*Activity:* Where a picture occurs in the data, omit it, and copy all remaining data exactly.

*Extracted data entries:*

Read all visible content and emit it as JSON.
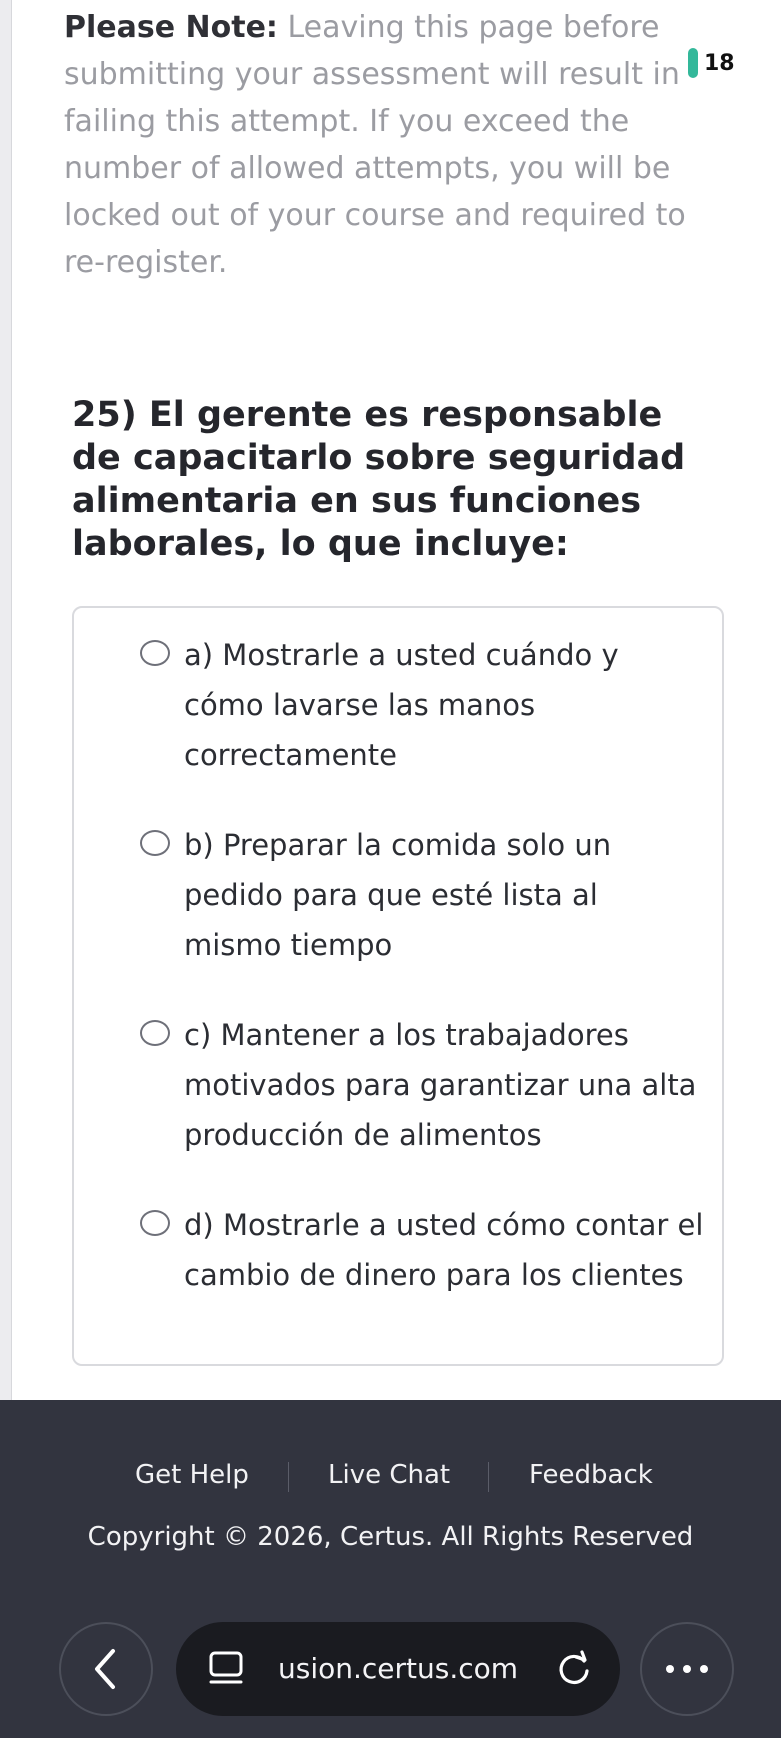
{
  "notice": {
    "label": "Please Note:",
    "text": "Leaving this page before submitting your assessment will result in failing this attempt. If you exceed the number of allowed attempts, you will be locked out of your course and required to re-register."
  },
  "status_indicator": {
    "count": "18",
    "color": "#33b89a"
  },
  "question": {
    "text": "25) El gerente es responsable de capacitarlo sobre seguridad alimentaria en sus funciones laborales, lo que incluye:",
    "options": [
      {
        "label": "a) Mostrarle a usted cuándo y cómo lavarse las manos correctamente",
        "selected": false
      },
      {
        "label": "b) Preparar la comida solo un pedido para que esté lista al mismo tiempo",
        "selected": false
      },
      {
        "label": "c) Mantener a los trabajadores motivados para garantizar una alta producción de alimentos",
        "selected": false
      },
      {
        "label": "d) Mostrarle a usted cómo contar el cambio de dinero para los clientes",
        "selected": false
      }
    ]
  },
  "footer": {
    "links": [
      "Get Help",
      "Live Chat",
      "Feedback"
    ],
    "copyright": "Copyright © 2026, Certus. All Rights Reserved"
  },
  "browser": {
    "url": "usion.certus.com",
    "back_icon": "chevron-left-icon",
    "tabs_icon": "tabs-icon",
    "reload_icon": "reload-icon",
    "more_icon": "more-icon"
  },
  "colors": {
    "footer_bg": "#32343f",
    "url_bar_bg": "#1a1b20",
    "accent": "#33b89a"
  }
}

*Written response:*
Read all visible content and emit it as JSON.
{
  "notice": {
    "label": "Please Note:",
    "text": "Leaving this page before submitting your assessment will result in failing this attempt. If you exceed the number of allowed attempts, you will be locked out of your course and required to re-register."
  },
  "status_indicator": {
    "count": "18",
    "color": "#33b89a"
  },
  "question": {
    "text": "25) El gerente es responsable de capacitarlo sobre seguridad alimentaria en sus funciones laborales, lo que incluye:",
    "options": [
      {
        "label": "a) Mostrarle a usted cuándo y cómo lavarse las manos correctamente",
        "selected": false
      },
      {
        "label": "b) Preparar la comida solo un pedido para que esté lista al mismo tiempo",
        "selected": false
      },
      {
        "label": "c) Mantener a los trabajadores motivados para garantizar una alta producción de alimentos",
        "selected": false
      },
      {
        "label": "d) Mostrarle a usted cómo contar el cambio de dinero para los clientes",
        "selected": false
      }
    ]
  },
  "footer": {
    "links": [
      "Get Help",
      "Live Chat",
      "Feedback"
    ],
    "copyright": "Copyright © 2026, Certus. All Rights Reserved"
  },
  "browser": {
    "url": "usion.certus.com",
    "back_icon": "chevron-left-icon",
    "tabs_icon": "tabs-icon",
    "reload_icon": "reload-icon",
    "more_icon": "more-icon"
  },
  "colors": {
    "footer_bg": "#32343f",
    "url_bar_bg": "#1a1b20",
    "accent": "#33b89a"
  }
}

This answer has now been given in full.